> Work order
Using the records below, filter out every line that lacks "IBAN" and copy the rest.

> Provided material

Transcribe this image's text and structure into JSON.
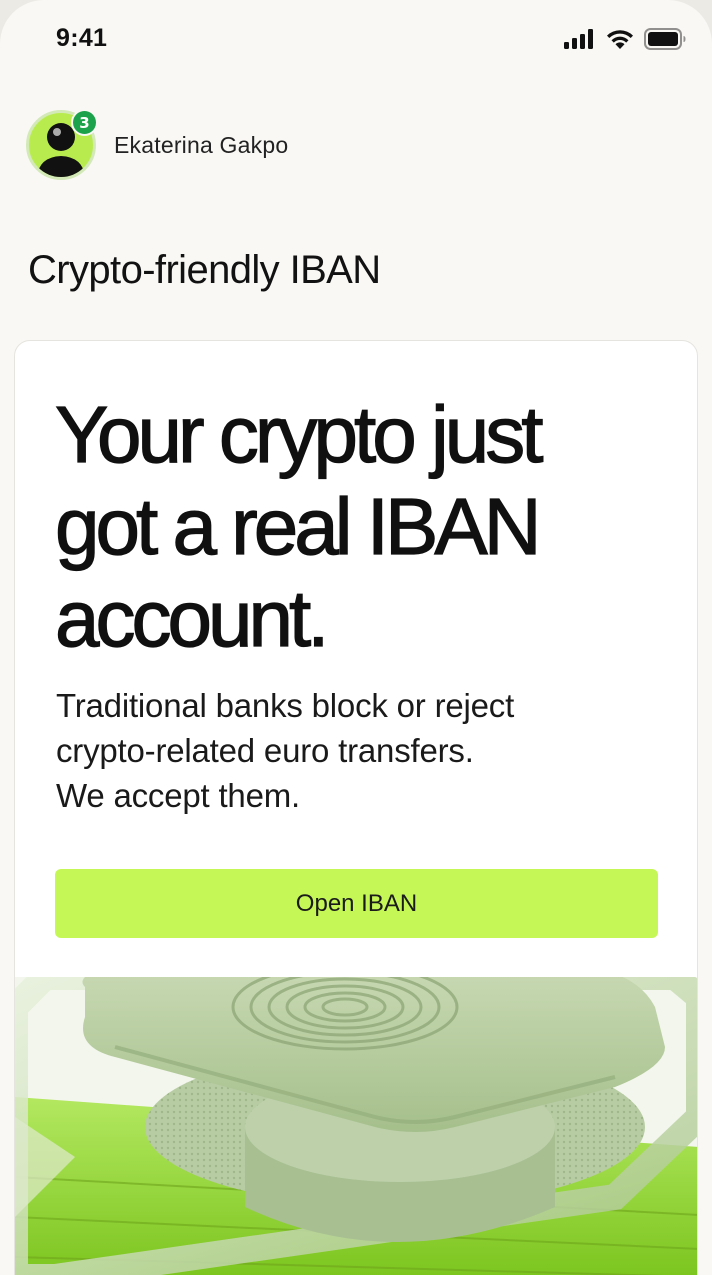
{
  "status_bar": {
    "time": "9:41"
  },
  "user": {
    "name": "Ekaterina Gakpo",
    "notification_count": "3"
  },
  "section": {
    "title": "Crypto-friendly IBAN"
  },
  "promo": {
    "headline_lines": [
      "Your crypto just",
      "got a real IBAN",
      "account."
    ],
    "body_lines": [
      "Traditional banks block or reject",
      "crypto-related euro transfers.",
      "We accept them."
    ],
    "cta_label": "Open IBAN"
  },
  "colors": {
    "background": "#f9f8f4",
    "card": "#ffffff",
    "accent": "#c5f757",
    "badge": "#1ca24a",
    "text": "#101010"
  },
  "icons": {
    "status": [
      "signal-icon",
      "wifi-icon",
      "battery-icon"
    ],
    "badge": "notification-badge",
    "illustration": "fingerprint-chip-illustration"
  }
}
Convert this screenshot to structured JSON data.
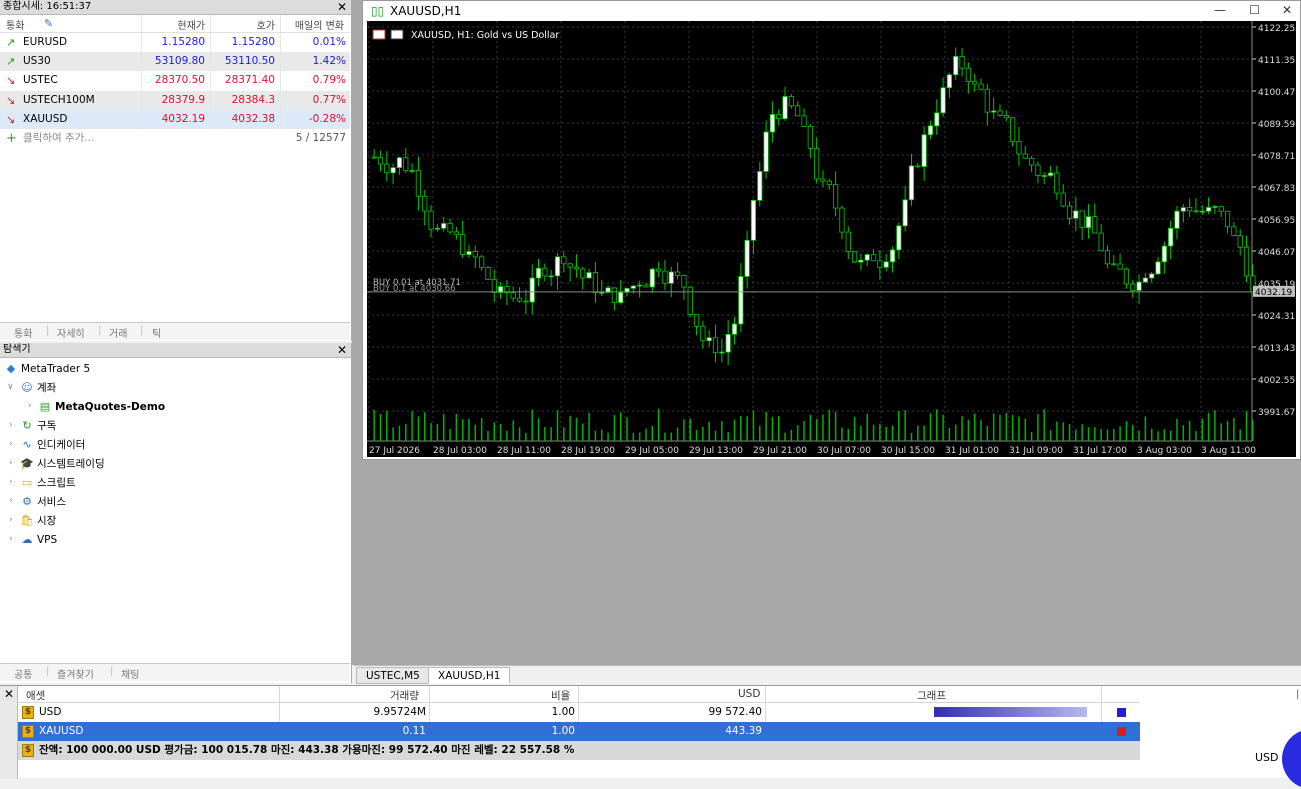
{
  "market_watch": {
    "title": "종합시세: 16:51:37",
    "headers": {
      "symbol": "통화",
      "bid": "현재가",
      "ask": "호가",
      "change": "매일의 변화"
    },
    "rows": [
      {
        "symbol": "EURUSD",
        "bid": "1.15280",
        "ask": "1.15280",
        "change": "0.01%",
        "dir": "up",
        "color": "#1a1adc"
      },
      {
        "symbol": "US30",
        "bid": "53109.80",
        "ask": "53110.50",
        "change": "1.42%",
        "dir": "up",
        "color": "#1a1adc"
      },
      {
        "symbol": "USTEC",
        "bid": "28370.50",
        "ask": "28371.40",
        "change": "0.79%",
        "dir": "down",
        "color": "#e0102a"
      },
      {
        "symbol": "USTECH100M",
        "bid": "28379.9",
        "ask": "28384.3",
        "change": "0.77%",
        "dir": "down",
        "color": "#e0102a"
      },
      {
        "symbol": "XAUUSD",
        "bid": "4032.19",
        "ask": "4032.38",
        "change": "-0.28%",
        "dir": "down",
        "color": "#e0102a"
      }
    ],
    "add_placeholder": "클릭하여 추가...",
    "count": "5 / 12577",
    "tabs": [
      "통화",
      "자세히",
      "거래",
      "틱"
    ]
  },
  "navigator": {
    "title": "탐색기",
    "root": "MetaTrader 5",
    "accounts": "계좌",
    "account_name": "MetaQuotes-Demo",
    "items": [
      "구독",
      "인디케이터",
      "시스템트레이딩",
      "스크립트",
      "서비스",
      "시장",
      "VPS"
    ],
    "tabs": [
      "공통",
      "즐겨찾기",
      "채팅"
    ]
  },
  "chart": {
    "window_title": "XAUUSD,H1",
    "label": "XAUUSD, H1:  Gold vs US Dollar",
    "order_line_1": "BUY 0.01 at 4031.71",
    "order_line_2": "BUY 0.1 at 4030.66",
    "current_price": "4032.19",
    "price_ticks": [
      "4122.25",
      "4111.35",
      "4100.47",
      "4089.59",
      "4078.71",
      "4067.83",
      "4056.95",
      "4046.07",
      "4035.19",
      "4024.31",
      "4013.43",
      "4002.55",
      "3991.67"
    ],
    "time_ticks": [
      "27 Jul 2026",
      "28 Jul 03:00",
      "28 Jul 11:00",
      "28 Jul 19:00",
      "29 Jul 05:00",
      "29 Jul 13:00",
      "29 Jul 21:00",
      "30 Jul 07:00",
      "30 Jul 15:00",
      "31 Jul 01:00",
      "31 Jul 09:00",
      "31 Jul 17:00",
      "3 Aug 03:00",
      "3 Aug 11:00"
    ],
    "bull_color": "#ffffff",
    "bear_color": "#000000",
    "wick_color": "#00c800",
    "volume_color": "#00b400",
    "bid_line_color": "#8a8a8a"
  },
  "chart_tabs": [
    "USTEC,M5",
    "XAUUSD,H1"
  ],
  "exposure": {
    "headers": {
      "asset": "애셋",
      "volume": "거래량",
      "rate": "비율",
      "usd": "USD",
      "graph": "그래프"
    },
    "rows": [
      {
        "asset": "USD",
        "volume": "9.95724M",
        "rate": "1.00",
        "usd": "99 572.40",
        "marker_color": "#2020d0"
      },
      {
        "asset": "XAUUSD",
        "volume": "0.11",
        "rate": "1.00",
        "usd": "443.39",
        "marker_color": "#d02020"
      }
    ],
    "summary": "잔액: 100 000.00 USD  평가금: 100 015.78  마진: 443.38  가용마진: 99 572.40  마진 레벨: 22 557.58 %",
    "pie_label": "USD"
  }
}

> Response to the task
    "title": "Crypto-friendly IBAN"
      "got a real IBAN",
    "cta_label": "Open IBAN"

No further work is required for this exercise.